Then I had to start listening deeply. John started talking about government conspiracy theories. These were new to me, and as he was naming the people involved, I couldn’t help but notice the Jewish-sounding last names. I commented on it, and he acknowledged that most of the people involved with the conspiracies have Jewish last names. Then he shared his views on Israel and Palestine, which I was surprised to agree with for the most part. When he turned to how benevolent Hitler was before WWII, providing matchmaking services so no German woman was left alone, I literally had to remind myself to have compassion for this man. John has read books and attended talks that I have not, and this is where he learned the information he was citing. I had to look at him, listen, and remind myself that he has children. This man is a father. He probably tucks his kids into bed at night and cares for their education and wellbeing.
“John, I should probably come out to you right now as being Jewish,” I said, as both of our cheeks turned red hot. “I’m sorry I didn’t tell you sooner.”
And I was. At first I hadn’t been covert about it intentionally, and then, I admit, there was a piece of me that was curious what he would say — and what insights I could gain — if he thought there were no Jews in our conversation. So I indulged in this “privilege of passing” for a few minutes. Although the very moment I disclosed my faith was challenging, I felt much more authentic the rest of the conversation. I was also able to learn that, like all of us, John was a product of his experiences: He grew up in Iowa surrounded by mostly white people. His social circle is mostly composed of Mormons. I was one of only a few Jews with whom he had interacted, and he was one of the few Mormons with whom I had interacted. His experience with black males like Trayvon Martin came directly from the media and entertainment industries. I wondered: If I had been raised in Iowa and grown up in Salt Lake City as an LDS, would I think and believe what this man does? If he had grown up with me in Shaker Heights, Ohio, an intentionally racially integrated community, would he believe what I believe?
I don’t know what John thought of me when he first saw me, after we spoke, or now, a few days later. But as we were exiting our aisle, John and I thanked each other for such civil and rich discourse. There was no yelling or fear mongering, yet our conversation would have made for entertaining and informative television. Despite our differences, we respected each other’s identities and acknowledged the validity of our human claims. Sustained Dialogue’s definition of dialogue includes “listening deeply enough to be changed by what you hear.”
After this genuine interaction on an important flight, we exchanged contact information, and I look forward to sustaining the dialogue. After all, we have yet to cover our views on same-sex marriage or discover even more about what we do have in common.
The names and locations have been changed out of respect to those involved.

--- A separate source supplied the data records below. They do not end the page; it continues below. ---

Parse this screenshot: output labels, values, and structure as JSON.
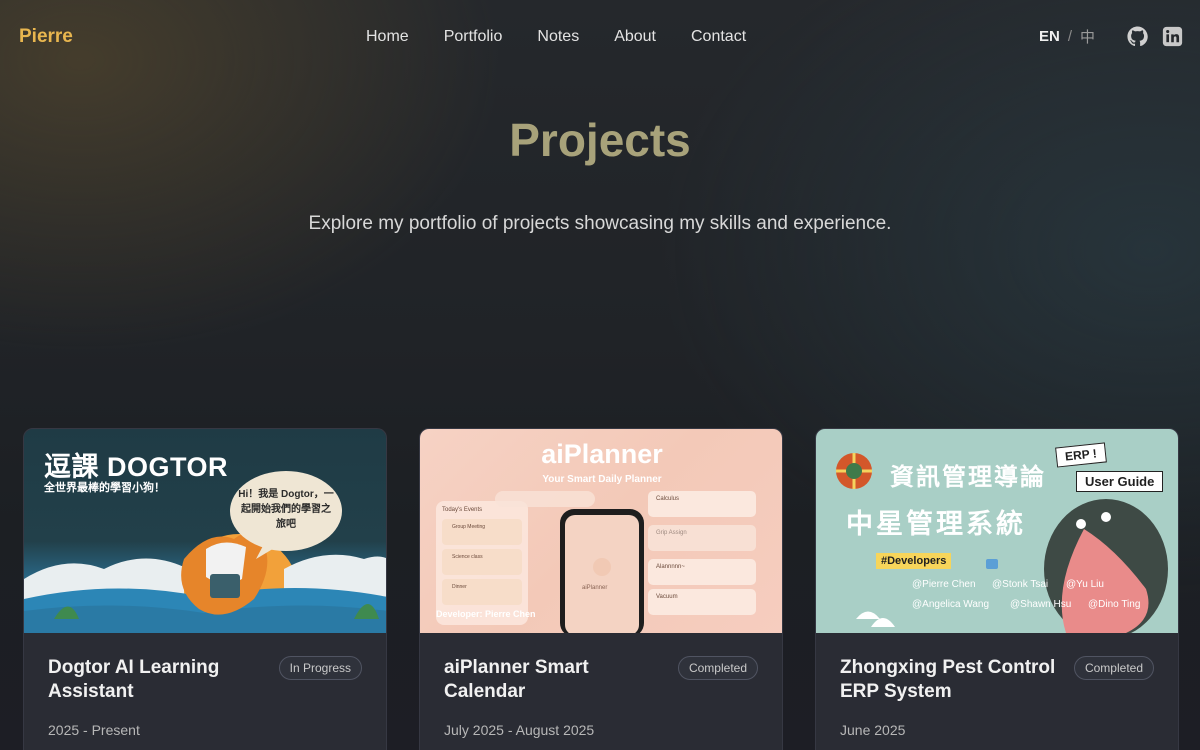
{
  "nav": {
    "brand": "Pierre",
    "links": [
      "Home",
      "Portfolio",
      "Notes",
      "About",
      "Contact"
    ],
    "lang_active": "EN",
    "lang_sep": "/",
    "lang_other": "中",
    "icons": [
      "github-icon",
      "linkedin-icon"
    ]
  },
  "hero": {
    "title": "Projects",
    "subtitle": "Explore my portfolio of projects showcasing my skills and experience."
  },
  "projects": [
    {
      "title": "Dogtor AI Learning Assistant",
      "status": "In Progress",
      "date": "2025 - Present",
      "thumb": {
        "heading": "逗課 DOGTOR",
        "tagline": "全世界最棒的學習小狗！",
        "bubble": "Hi！我是 Dogtor，一起開始我們的學習之旅吧"
      }
    },
    {
      "title": "aiPlanner Smart Calendar",
      "status": "Completed",
      "date": "July 2025 - August 2025",
      "thumb": {
        "heading": "aiPlanner",
        "tagline": "Your Smart Daily Planner",
        "credit": "Developer: Pierre Chen",
        "events_header": "Today's Events",
        "events": [
          "Group Meeting",
          "Science class",
          "Dinner"
        ],
        "tasks": [
          "Calculus",
          "Grip Assign",
          "Alannnnn~",
          "Vacuum"
        ],
        "phone_label": "aiPlanner"
      }
    },
    {
      "title": "Zhongxing Pest Control ERP System",
      "status": "Completed",
      "date": "June 2025",
      "thumb": {
        "heading": "資訊管理導論",
        "heading2": "中星管理系統",
        "tag_erp": "ERP !",
        "tag_guide": "User Guide",
        "tag_dev": "#Developers",
        "devs": [
          "@Pierre Chen",
          "@Stonk Tsai",
          "@Yu Liu",
          "@Angelica Wang",
          "@Shawn Hsu",
          "@Dino Ting"
        ]
      }
    }
  ],
  "colors": {
    "brand": "#e8b64f",
    "hero_title": "#a8a27a",
    "card_bg": "#2a2c34"
  }
}
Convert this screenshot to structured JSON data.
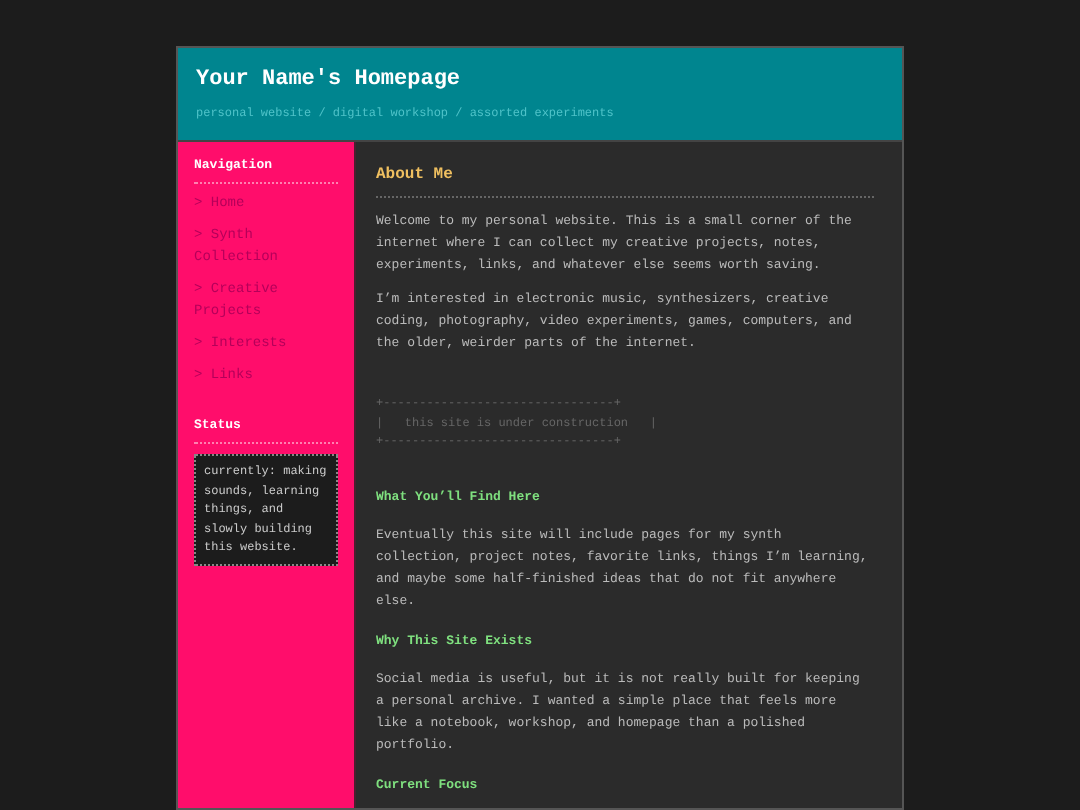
{
  "header": {
    "title": "Your Name's Homepage",
    "subtitle": "personal website / digital workshop / assorted experiments"
  },
  "sidebar": {
    "nav_title": "Navigation",
    "nav": [
      {
        "label": "> Home"
      },
      {
        "label": "> Synth Collection"
      },
      {
        "label": "> Creative Projects"
      },
      {
        "label": "> Interests"
      },
      {
        "label": "> Links"
      }
    ],
    "status_title": "Status",
    "status": "currently: making sounds, learning things, and slowly building this website."
  },
  "main": {
    "title": "About Me",
    "intro": [
      "Welcome to my personal website. This is a small corner of the internet where I can collect my creative projects, notes, experiments, links, and whatever else seems worth saving.",
      "I’m interested in electronic music, synthesizers, creative coding, photography, video experiments, games, computers, and the older, weirder parts of the internet."
    ],
    "construction": [
      "+--------------------------------+",
      "|   this site is under construction   |",
      "+--------------------------------+"
    ],
    "sections": [
      {
        "heading": "What You’ll Find Here",
        "text": "Eventually this site will include pages for my synth collection, project notes, favorite links, things I’m learning, and maybe some half-finished ideas that do not fit anywhere else."
      },
      {
        "heading": "Why This Site Exists",
        "text": "Social media is useful, but it is not really built for keeping a personal archive. I wanted a simple place that feels more like a notebook, workshop, and homepage than a polished portfolio."
      },
      {
        "heading": "Current Focus"
      }
    ]
  }
}
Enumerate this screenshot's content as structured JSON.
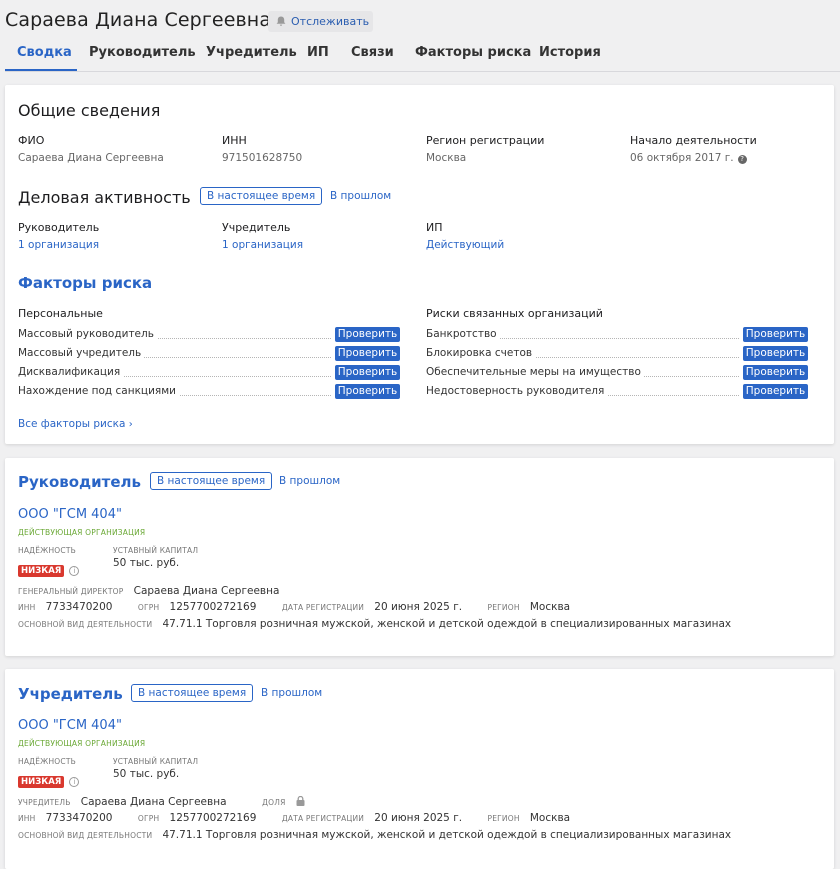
{
  "header": {
    "title": "Сараева Диана Сергеевна",
    "follow_label": "Отслеживать",
    "follow_icon": "bell-icon"
  },
  "tabs": [
    {
      "label": "Сводка",
      "active": true
    },
    {
      "label": "Руководитель",
      "active": false
    },
    {
      "label": "Учредитель",
      "active": false
    },
    {
      "label": "ИП",
      "active": false
    },
    {
      "label": "Связи",
      "active": false
    },
    {
      "label": "Факторы риска",
      "active": false
    },
    {
      "label": "История",
      "active": false
    }
  ],
  "general": {
    "title": "Общие сведения",
    "fio_label": "ФИО",
    "fio_value": "Сараева Диана Сергеевна",
    "inn_label": "ИНН",
    "inn_value": "971501628750",
    "region_label": "Регион регистрации",
    "region_value": "Москва",
    "start_label": "Начало деятельности",
    "start_value": "06 октября 2017 г.",
    "help_glyph": "?"
  },
  "activity": {
    "title": "Деловая активность",
    "toggle_now": "В настоящее время",
    "toggle_past": "В прошлом",
    "manager_label": "Руководитель",
    "manager_value": "1 организация",
    "founder_label": "Учредитель",
    "founder_value": "1 организация",
    "ip_label": "ИП",
    "ip_value": "Действующий"
  },
  "risks": {
    "title": "Факторы риска",
    "personal_title": "Персональные",
    "related_title": "Риски связанных организаций",
    "check_label": "Проверить",
    "personal": [
      "Массовый руководитель",
      "Массовый учредитель",
      "Дисквалификация",
      "Нахождение под санкциями"
    ],
    "related": [
      "Банкротство",
      "Блокировка счетов",
      "Обеспечительные меры на имущество",
      "Недостоверность руководителя"
    ],
    "all_link": "Все факторы риска",
    "chevron": "›"
  },
  "manager_card": {
    "title": "Руководитель",
    "toggle_now": "В настоящее время",
    "toggle_past": "В прошлом",
    "org_name": "ООО \"ГСМ 404\"",
    "org_status": "ДЕЙСТВУЮЩАЯ ОРГАНИЗАЦИЯ",
    "reliability_label": "НАДЁЖНОСТЬ",
    "reliability_value": "НИЗКАЯ",
    "capital_label": "УСТАВНЫЙ КАПИТАЛ",
    "capital_value": "50 тыс. руб.",
    "role_label": "ГЕНЕРАЛЬНЫЙ ДИРЕКТОР",
    "role_value": "Сараева Диана Сергеевна",
    "inn_label": "ИНН",
    "inn_value": "7733470200",
    "ogrn_label": "ОГРН",
    "ogrn_value": "1257700272169",
    "reg_label": "ДАТА РЕГИСТРАЦИИ",
    "reg_value": "20 июня 2025 г.",
    "region_label": "РЕГИОН",
    "region_value": "Москва",
    "okved_label": "ОСНОВНОЙ ВИД ДЕЯТЕЛЬНОСТИ",
    "okved_value": "47.71.1 Торговля розничная мужской, женской и детской одеждой в специализированных магазинах",
    "info_glyph": "i"
  },
  "founder_card": {
    "title": "Учредитель",
    "toggle_now": "В настоящее время",
    "toggle_past": "В прошлом",
    "org_name": "ООО \"ГСМ 404\"",
    "org_status": "ДЕЙСТВУЮЩАЯ ОРГАНИЗАЦИЯ",
    "reliability_label": "НАДЁЖНОСТЬ",
    "reliability_value": "НИЗКАЯ",
    "capital_label": "УСТАВНЫЙ КАПИТАЛ",
    "capital_value": "50 тыс. руб.",
    "role_label": "УЧРЕДИТЕЛЬ",
    "role_value": "Сараева Диана Сергеевна",
    "share_label": "ДОЛЯ",
    "inn_label": "ИНН",
    "inn_value": "7733470200",
    "ogrn_label": "ОГРН",
    "ogrn_value": "1257700272169",
    "reg_label": "ДАТА РЕГИСТРАЦИИ",
    "reg_value": "20 июня 2025 г.",
    "region_label": "РЕГИОН",
    "region_value": "Москва",
    "okved_label": "ОСНОВНОЙ ВИД ДЕЯТЕЛЬНОСТИ",
    "okved_value": "47.71.1 Торговля розничная мужской, женской и детской одеждой в специализированных магазинах",
    "info_glyph": "i"
  },
  "colors": {
    "accent": "#2a65c6",
    "danger": "#d9382e",
    "success": "#6aa835"
  }
}
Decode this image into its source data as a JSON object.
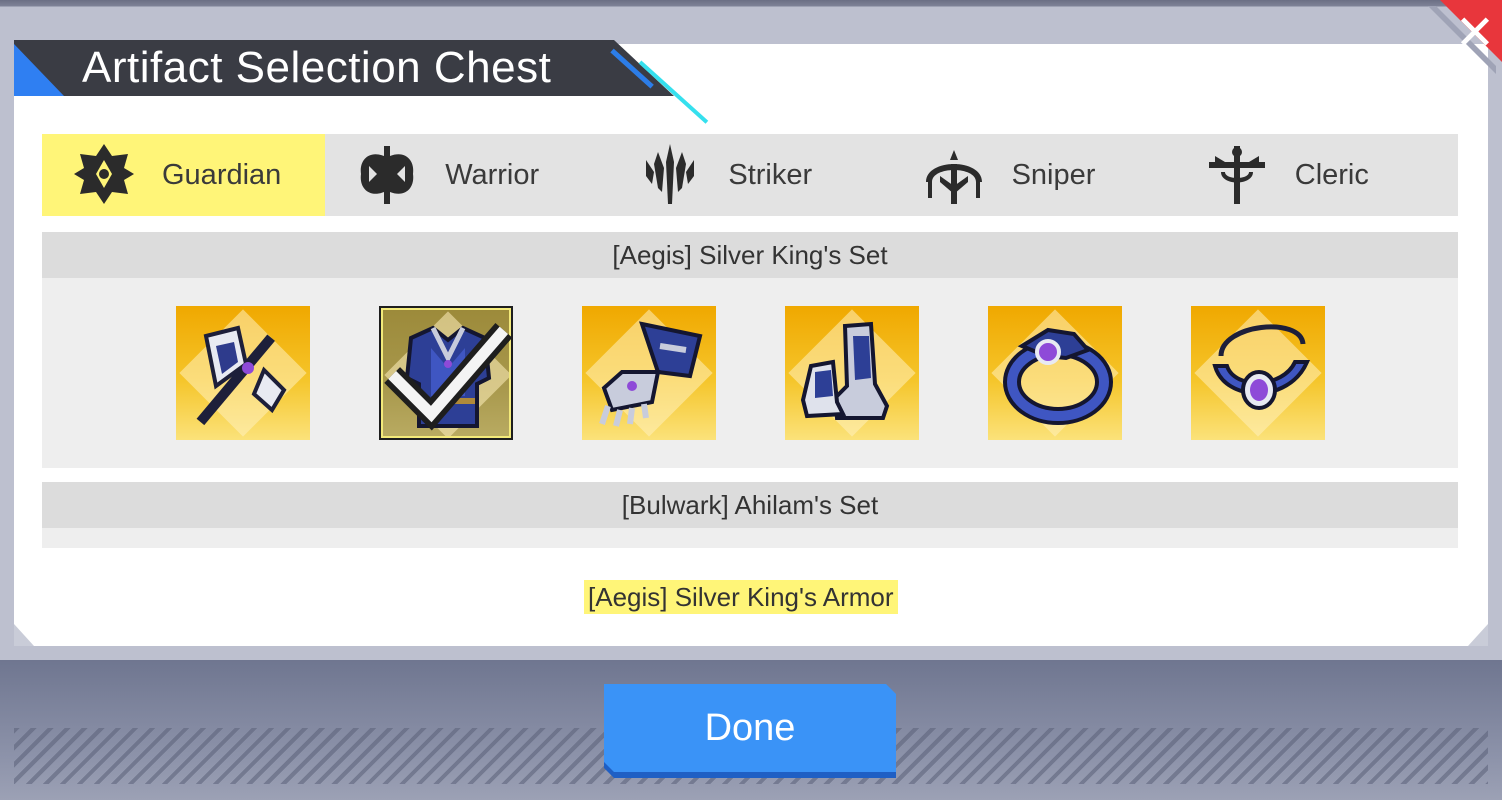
{
  "title": "Artifact Selection Chest",
  "close_icon": "close-icon",
  "tabs": [
    {
      "label": "Guardian",
      "icon": "guardian-class-icon",
      "active": true
    },
    {
      "label": "Warrior",
      "icon": "warrior-class-icon",
      "active": false
    },
    {
      "label": "Striker",
      "icon": "striker-class-icon",
      "active": false
    },
    {
      "label": "Sniper",
      "icon": "sniper-class-icon",
      "active": false
    },
    {
      "label": "Cleric",
      "icon": "cleric-class-icon",
      "active": false
    }
  ],
  "sets": [
    {
      "name": "[Aegis] Silver King's Set",
      "items": [
        {
          "icon": "axe-weapon-icon",
          "selected": false
        },
        {
          "icon": "armor-icon",
          "selected": true
        },
        {
          "icon": "gauntlet-icon",
          "selected": false
        },
        {
          "icon": "boots-icon",
          "selected": false
        },
        {
          "icon": "ring-icon",
          "selected": false
        },
        {
          "icon": "necklace-icon",
          "selected": false
        }
      ]
    },
    {
      "name": "[Bulwark] Ahilam's Set",
      "items": []
    }
  ],
  "selected_item_name": "[Aegis] Silver King's Armor",
  "done_label": "Done",
  "colors": {
    "active_tab": "#fff578",
    "done_button": "#3a93f7",
    "close_button": "#e8363c",
    "item_background": "#f5c52a",
    "title_banner": "#3a3c44"
  }
}
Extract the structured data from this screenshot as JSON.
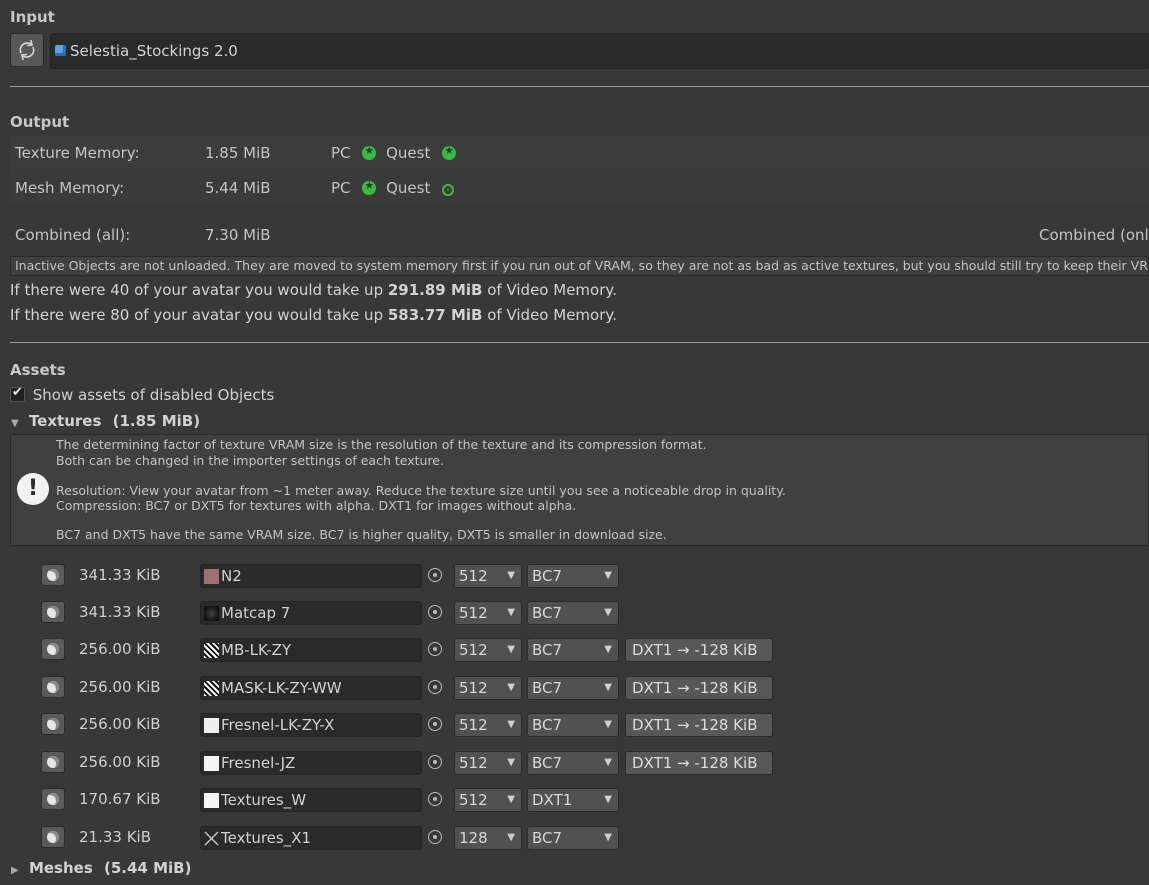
{
  "input": {
    "title": "Input",
    "avatar_name": "Selestia_Stockings 2.0"
  },
  "output": {
    "title": "Output",
    "texture_label": "Texture Memory:",
    "texture_value": "1.85 MiB",
    "mesh_label": "Mesh Memory:",
    "mesh_value": "5.44 MiB",
    "pc_label": "PC",
    "quest_label": "Quest",
    "combined_label": "Combined (all):",
    "combined_value": "7.30 MiB",
    "combined_only_label": "Combined (onl",
    "inactive_note": "Inactive Objects are not unloaded. They are moved to system memory first if you run out of VRAM, so they are not as bad as active textures, but you should still try to keep their VRA",
    "line40_prefix": "If there were 40 of your avatar you would take up ",
    "line40_value": "291.89 MiB",
    "line40_suffix": " of Video Memory.",
    "line80_prefix": "If there were 80 of your avatar you would take up ",
    "line80_value": "583.77 MiB",
    "line80_suffix": " of Video Memory."
  },
  "assets": {
    "title": "Assets",
    "show_disabled_label": "Show assets of disabled Objects",
    "show_disabled_checked": true,
    "textures_label": "Textures",
    "textures_size": "(1.85 MiB)",
    "meshes_label": "Meshes",
    "meshes_size": "(5.44 MiB)",
    "info_lines": [
      "The determining factor of texture VRAM size is the resolution of the texture and its compression format.",
      "Both can be changed in the importer settings of each texture.",
      "Resolution: View your avatar from ~1 meter away. Reduce the texture size until you see a noticeable drop in quality.",
      "Compression: BC7 or DXT5 for textures with alpha. DXT1 for images without alpha.",
      "BC7 and DXT5 have the same VRAM size. BC7 is higher quality, DXT5 is smaller in download size."
    ],
    "textures": [
      {
        "size": "341.33 KiB",
        "name": "N2",
        "resolution": "512",
        "format": "BC7",
        "suggestion": "",
        "thumb": "pink-swatch-icon"
      },
      {
        "size": "341.33 KiB",
        "name": "Matcap 7",
        "resolution": "512",
        "format": "BC7",
        "suggestion": "",
        "thumb": "matcap-icon"
      },
      {
        "size": "256.00 KiB",
        "name": "MB-LK-ZY",
        "resolution": "512",
        "format": "BC7",
        "suggestion": "DXT1 → -128 KiB",
        "thumb": "pattern-icon"
      },
      {
        "size": "256.00 KiB",
        "name": "MASK-LK-ZY-WW",
        "resolution": "512",
        "format": "BC7",
        "suggestion": "DXT1 → -128 KiB",
        "thumb": "pattern-icon"
      },
      {
        "size": "256.00 KiB",
        "name": "Fresnel-LK-ZY-X",
        "resolution": "512",
        "format": "BC7",
        "suggestion": "DXT1 → -128 KiB",
        "thumb": "white-dots-icon"
      },
      {
        "size": "256.00 KiB",
        "name": "Fresnel-JZ",
        "resolution": "512",
        "format": "BC7",
        "suggestion": "DXT1 → -128 KiB",
        "thumb": "white-swatch-icon"
      },
      {
        "size": "170.67 KiB",
        "name": "Textures_W",
        "resolution": "512",
        "format": "DXT1",
        "suggestion": "",
        "thumb": "white-swatch-icon"
      },
      {
        "size": "21.33 KiB",
        "name": "Textures_X1",
        "resolution": "128",
        "format": "BC7",
        "suggestion": "",
        "thumb": "cross-icon"
      }
    ]
  }
}
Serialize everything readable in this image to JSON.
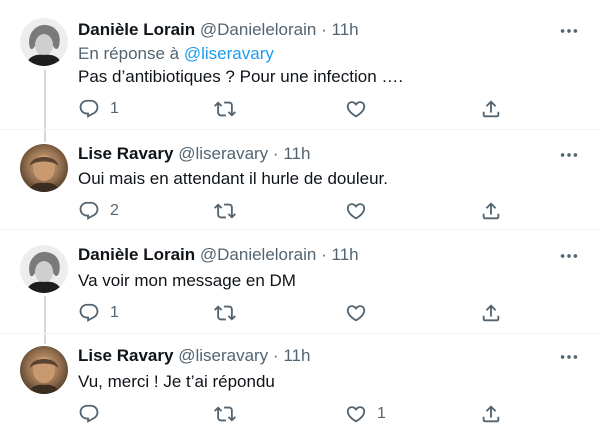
{
  "tweets": [
    {
      "name": "Danièle Lorain",
      "handle": "@Danielelorain",
      "dot": "·",
      "time": "11h",
      "reply_prefix": "En réponse à",
      "reply_mention": "@liseravary",
      "text": "Pas d’antibiotiques ? Pour une infection ….",
      "reply_count": "1",
      "retweet_count": "",
      "like_count": ""
    },
    {
      "name": "Lise Ravary",
      "handle": "@liseravary",
      "dot": "·",
      "time": "11h",
      "text": "Oui mais en attendant il hurle de douleur.",
      "reply_count": "2",
      "retweet_count": "",
      "like_count": ""
    },
    {
      "name": "Danièle Lorain",
      "handle": "@Danielelorain",
      "dot": "·",
      "time": "11h",
      "text": "Va voir mon message en DM",
      "reply_count": "1",
      "retweet_count": "",
      "like_count": ""
    },
    {
      "name": "Lise Ravary",
      "handle": "@liseravary",
      "dot": "·",
      "time": "11h",
      "text": "Vu, merci ! Je t’ai répondu",
      "reply_count": "",
      "retweet_count": "",
      "like_count": "1"
    }
  ],
  "icons": {
    "reply": "reply-icon",
    "retweet": "retweet-icon",
    "like": "heart-icon",
    "share": "share-icon",
    "more": "more-icon"
  },
  "colors": {
    "text": "#0f1419",
    "secondary": "#536471",
    "link": "#1d9bf0",
    "thread_line": "#cfd9de"
  }
}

Amy Lazarus is the Executive Director of the International Institute for Sustained Dialogue where she previously served as the inaugural Executive Director of the Sustained Dialogue Campus Network. She was a Coro Fellow in Public Affairs, earned an M.S. in Public Policy and Management at Carnegie Mellon’s Heinz School, and founded Common Ground at Duke University.
Image: Airline seating, Thorsten Nieder / Shutterstock.com